And Ron Green? It must be said that Ron’s Google footprint is almost invisible apart from a Wikipedia entry & a few statistical career breakdowns dotted about the place. He retired in 1992 after a career taking in two stints at both Shrewsbury & Walsall as well as spells with Bristol Rovers, Scunthorpe, Wimbledon, Kidderminster Harriers, Colchester Utd & Bromsgrove Rovers. The glamour & glitz may have eluded him but we can be confident that he deserves to rest easier in his dotage than the likes of Bruce Grobbelaar. Photos of Ron also proved difficult to come by online. At least I did eventually come across a doubtless dated heads up at https://www.where-are-they-now.co.uk . In a similarly presumptuous & patronising manner to my prior imaginings of his social existence I envisaged him to be indulging the traditionally linear retired footballer’s route from playing days to pension.
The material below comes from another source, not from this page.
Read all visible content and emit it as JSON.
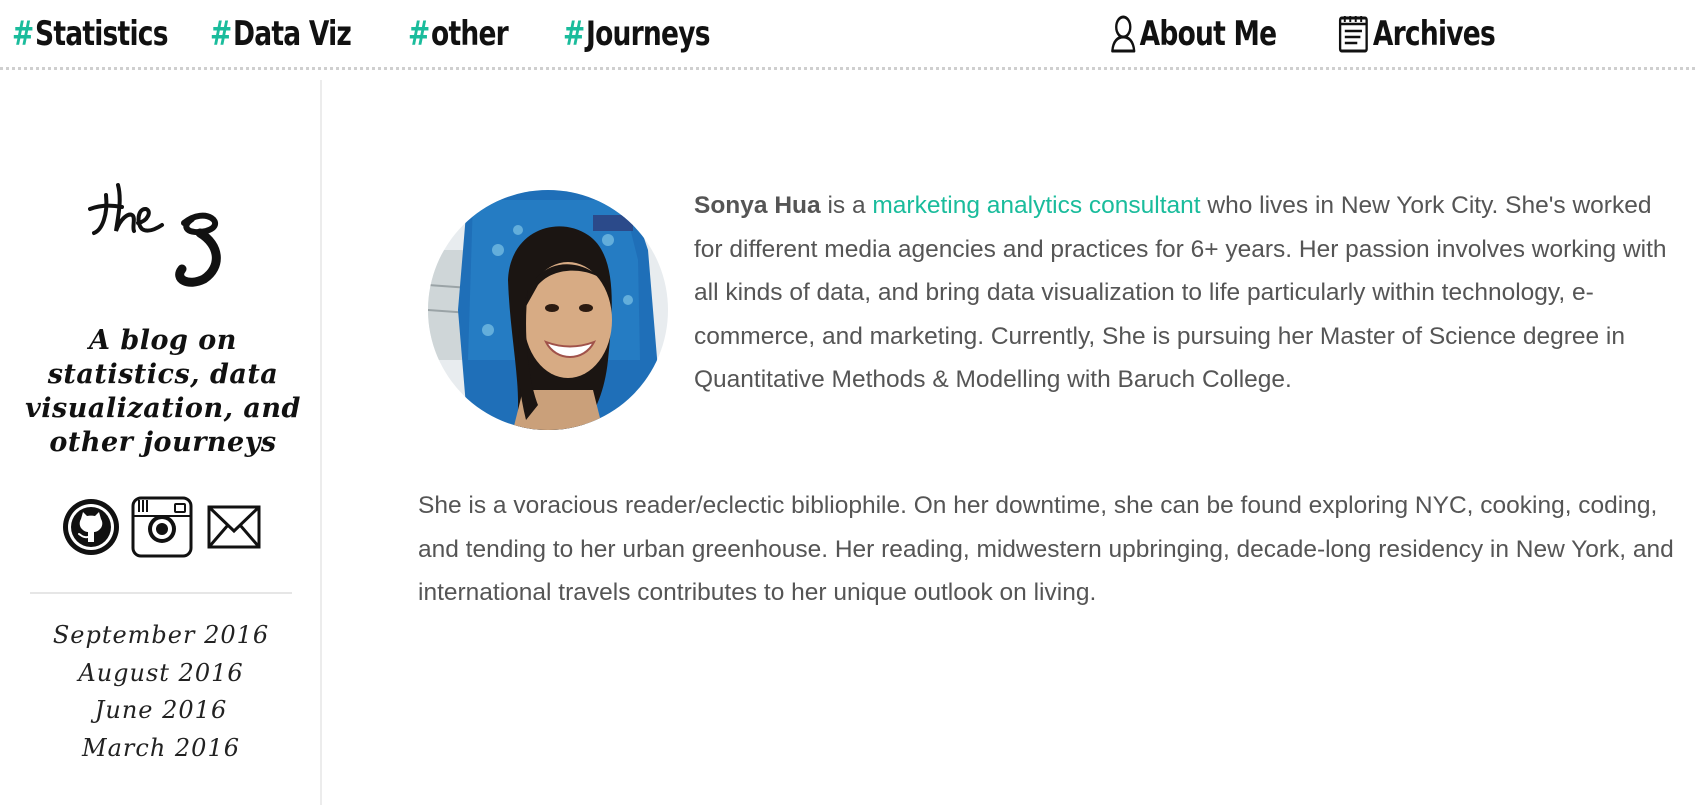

Running a newsagents or a pub. Was this correct or was there to be a delightful twist, the erstwhile guardian of the Gay Meadow goal morphing into a spy or an international jewel thief in his latter years? Neither according to https://www.where-are-they-now.co.uk – they last have him working as a postman in Sutton Coldfield. Maybe my pint of Banks’s & Dominoes in the snug theory is not so far off after all. You would imagine the Post Office would have to up their pay structure a smidgen before Linda Evangelista joins their ranks though doubtless she would rock a pair of those shorts better than Ron. I think we can also be confident that neither Fabien Barthez or Claudio Bravo are ever likely to see out their working lives delivering the Royal Mail in Sutton Coldfield, or indeed anywhere else. Then again neither has ever remotely put up as good a show at Stamford Bridge as Ron Green did on that chilly, drab November afternoon 30 years ago, earning not millions but a deserved & prolonged respect from those of us who witnessed it. Sadly this pays no bills in 2019 but for what little it is worth, in a sport now sickeningly consumed by greed, remains a proper football fan response to a proper footballer.